Author Affiliations

From the Northwestern University Medical School and the Cook County Hospital.

Arch Otolaryngol. 1937;26(3):327-335. doi:10.1001/archotol.1937.00650020355010

Much has been written in the past thirteen years on irradiation therapy of infections, yet little has appeared in the literature of otolaryngology. In some hospitals such treatment is almost routine, but some physicians have had no experience with it. Even some radiologists are skeptical of its value, though most writers are enthusiastic. Most recent reports agree that with a fairly uniform technic and with small dosage irradiation is an important adjunct to other forms of treatment and for some types of infection of the ear and throat may even supplant the accepted measures.

One author1 stated that over four hundred diseases are benefited by irradiation, and there have been reports of cures of as widely differing conditions as arthritis, meningitis, pelvic peritonitis and bronchiectasis.2

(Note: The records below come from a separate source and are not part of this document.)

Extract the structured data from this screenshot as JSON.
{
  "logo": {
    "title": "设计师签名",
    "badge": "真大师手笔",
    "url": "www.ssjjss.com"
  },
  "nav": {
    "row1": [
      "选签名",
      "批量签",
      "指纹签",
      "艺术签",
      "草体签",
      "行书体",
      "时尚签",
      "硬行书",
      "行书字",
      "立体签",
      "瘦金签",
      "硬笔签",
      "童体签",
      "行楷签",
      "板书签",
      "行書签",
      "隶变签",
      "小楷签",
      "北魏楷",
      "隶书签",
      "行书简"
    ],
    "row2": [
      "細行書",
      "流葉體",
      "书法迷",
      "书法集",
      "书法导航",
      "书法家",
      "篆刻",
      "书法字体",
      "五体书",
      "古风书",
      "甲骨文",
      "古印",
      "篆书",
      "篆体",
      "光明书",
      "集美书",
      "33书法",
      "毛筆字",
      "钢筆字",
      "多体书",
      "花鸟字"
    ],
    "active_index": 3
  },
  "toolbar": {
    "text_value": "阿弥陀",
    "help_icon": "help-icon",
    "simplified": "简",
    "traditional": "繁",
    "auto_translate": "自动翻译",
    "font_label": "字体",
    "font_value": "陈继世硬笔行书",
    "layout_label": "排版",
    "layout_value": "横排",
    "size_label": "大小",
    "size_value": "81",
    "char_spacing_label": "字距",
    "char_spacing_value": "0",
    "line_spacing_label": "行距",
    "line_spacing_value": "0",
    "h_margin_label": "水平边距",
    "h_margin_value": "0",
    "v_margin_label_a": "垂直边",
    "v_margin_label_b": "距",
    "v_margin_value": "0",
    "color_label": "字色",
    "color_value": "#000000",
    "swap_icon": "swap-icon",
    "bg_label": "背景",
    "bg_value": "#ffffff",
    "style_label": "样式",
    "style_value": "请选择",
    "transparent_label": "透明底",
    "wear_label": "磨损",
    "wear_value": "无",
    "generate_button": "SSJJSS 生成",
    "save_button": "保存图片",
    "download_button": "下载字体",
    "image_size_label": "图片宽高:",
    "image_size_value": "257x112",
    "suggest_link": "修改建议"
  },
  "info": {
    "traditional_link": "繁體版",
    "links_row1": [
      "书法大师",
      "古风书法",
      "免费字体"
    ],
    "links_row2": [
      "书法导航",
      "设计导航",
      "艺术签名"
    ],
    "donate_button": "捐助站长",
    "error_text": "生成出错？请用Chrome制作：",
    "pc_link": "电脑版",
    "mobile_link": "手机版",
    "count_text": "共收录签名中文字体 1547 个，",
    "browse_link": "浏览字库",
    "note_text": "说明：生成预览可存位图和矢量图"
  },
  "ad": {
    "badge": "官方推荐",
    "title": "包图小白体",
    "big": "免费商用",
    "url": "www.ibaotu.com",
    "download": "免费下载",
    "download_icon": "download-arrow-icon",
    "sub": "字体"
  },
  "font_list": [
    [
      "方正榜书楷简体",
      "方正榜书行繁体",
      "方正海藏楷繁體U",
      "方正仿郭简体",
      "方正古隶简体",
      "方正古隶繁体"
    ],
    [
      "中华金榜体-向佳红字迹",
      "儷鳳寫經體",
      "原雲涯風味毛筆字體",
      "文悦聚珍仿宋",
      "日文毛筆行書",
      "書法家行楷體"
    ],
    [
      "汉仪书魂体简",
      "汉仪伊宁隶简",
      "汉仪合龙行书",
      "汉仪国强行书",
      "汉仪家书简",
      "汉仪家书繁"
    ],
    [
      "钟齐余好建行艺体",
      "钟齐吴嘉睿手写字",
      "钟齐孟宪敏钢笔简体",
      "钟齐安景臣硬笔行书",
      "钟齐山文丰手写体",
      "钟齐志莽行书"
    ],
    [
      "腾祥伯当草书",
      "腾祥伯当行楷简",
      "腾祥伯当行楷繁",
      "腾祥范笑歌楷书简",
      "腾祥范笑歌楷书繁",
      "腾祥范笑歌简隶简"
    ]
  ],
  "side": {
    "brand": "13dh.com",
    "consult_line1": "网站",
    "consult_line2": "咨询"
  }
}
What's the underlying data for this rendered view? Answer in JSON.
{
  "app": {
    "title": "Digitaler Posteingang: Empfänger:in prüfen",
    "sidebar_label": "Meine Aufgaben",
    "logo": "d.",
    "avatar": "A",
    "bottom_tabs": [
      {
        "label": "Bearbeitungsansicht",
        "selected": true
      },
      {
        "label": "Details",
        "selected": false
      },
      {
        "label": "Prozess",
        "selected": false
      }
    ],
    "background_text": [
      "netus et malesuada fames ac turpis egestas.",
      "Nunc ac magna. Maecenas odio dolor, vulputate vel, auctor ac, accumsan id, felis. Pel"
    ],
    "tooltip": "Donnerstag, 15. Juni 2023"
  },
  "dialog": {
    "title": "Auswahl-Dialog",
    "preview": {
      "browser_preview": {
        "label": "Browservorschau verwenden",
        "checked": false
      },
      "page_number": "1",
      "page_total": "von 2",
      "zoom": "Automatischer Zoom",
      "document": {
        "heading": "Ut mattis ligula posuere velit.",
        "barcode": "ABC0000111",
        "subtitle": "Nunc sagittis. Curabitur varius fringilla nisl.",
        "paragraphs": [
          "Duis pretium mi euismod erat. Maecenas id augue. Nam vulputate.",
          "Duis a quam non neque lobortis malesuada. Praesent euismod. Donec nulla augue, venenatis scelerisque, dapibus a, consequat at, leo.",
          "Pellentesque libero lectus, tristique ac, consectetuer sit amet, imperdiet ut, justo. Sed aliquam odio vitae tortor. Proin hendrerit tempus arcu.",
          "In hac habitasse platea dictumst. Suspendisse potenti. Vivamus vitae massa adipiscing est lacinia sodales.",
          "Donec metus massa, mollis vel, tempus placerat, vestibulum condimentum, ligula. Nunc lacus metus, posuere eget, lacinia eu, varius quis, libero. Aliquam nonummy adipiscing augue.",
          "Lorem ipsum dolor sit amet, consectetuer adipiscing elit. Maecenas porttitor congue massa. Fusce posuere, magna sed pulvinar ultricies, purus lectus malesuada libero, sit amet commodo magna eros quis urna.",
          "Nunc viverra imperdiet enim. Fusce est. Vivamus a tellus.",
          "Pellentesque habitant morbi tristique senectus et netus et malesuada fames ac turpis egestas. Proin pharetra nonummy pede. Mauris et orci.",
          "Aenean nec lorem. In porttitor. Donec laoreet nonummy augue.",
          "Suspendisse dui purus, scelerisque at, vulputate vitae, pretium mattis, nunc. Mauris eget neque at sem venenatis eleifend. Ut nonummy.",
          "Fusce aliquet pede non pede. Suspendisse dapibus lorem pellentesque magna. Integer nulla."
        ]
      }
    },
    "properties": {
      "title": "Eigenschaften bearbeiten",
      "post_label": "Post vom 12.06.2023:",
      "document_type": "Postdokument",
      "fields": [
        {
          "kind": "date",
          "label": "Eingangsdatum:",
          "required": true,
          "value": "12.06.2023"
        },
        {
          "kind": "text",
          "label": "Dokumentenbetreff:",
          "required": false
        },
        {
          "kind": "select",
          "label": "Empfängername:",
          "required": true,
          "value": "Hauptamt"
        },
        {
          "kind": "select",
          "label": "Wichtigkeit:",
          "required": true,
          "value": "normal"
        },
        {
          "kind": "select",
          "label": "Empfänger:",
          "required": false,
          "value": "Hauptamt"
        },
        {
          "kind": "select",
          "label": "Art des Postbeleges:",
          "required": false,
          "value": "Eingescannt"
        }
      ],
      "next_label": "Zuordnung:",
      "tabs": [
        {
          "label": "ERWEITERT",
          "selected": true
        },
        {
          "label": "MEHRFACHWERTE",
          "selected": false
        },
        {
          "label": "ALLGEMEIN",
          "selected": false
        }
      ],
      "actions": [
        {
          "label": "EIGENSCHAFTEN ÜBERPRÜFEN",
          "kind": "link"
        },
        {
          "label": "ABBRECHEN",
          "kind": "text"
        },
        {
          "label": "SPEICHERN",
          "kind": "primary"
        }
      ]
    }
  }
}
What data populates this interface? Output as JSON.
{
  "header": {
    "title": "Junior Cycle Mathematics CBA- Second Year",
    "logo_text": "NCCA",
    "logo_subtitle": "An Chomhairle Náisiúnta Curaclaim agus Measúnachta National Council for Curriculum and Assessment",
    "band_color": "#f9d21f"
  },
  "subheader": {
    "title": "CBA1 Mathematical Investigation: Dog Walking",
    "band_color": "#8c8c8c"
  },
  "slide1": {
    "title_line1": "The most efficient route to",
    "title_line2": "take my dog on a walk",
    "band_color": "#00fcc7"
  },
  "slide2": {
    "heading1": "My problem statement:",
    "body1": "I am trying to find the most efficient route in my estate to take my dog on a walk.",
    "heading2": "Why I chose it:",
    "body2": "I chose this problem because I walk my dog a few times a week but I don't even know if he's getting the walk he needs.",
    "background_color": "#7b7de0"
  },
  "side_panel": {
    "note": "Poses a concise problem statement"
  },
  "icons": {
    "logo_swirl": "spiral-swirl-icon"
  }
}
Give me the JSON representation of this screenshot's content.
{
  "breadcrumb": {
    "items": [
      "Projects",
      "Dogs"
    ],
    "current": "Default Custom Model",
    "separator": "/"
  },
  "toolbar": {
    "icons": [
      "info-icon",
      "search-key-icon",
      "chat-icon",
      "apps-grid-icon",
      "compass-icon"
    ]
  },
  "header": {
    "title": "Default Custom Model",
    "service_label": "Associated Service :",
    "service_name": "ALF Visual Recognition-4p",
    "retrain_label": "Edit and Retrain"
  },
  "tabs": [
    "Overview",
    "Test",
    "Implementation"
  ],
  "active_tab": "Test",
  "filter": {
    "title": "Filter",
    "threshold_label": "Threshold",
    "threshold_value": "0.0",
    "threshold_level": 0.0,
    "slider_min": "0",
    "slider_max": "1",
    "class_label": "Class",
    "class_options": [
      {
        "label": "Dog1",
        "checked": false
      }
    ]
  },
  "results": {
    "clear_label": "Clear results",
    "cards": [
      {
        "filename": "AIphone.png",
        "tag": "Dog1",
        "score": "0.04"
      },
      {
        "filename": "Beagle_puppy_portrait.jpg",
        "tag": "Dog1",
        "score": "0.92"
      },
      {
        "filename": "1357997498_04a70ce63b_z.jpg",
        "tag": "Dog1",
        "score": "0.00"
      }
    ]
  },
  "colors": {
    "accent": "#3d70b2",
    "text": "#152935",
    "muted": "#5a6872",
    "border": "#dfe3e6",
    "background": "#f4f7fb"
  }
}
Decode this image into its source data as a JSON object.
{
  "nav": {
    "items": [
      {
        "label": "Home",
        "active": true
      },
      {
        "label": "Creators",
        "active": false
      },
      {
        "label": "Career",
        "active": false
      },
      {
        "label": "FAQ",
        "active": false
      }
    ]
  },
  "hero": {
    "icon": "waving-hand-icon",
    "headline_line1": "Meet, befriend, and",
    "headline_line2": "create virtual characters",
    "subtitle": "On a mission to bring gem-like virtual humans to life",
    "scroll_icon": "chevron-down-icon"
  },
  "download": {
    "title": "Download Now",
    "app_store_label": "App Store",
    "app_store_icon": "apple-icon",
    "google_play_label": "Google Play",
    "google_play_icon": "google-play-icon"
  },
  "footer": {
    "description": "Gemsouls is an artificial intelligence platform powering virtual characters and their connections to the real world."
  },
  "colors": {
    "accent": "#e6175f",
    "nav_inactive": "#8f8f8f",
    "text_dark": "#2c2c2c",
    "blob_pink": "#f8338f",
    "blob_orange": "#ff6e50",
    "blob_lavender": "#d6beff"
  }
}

One may question some of the reports concerning the value of irradiation, as it is easy on the one hand to color the picture in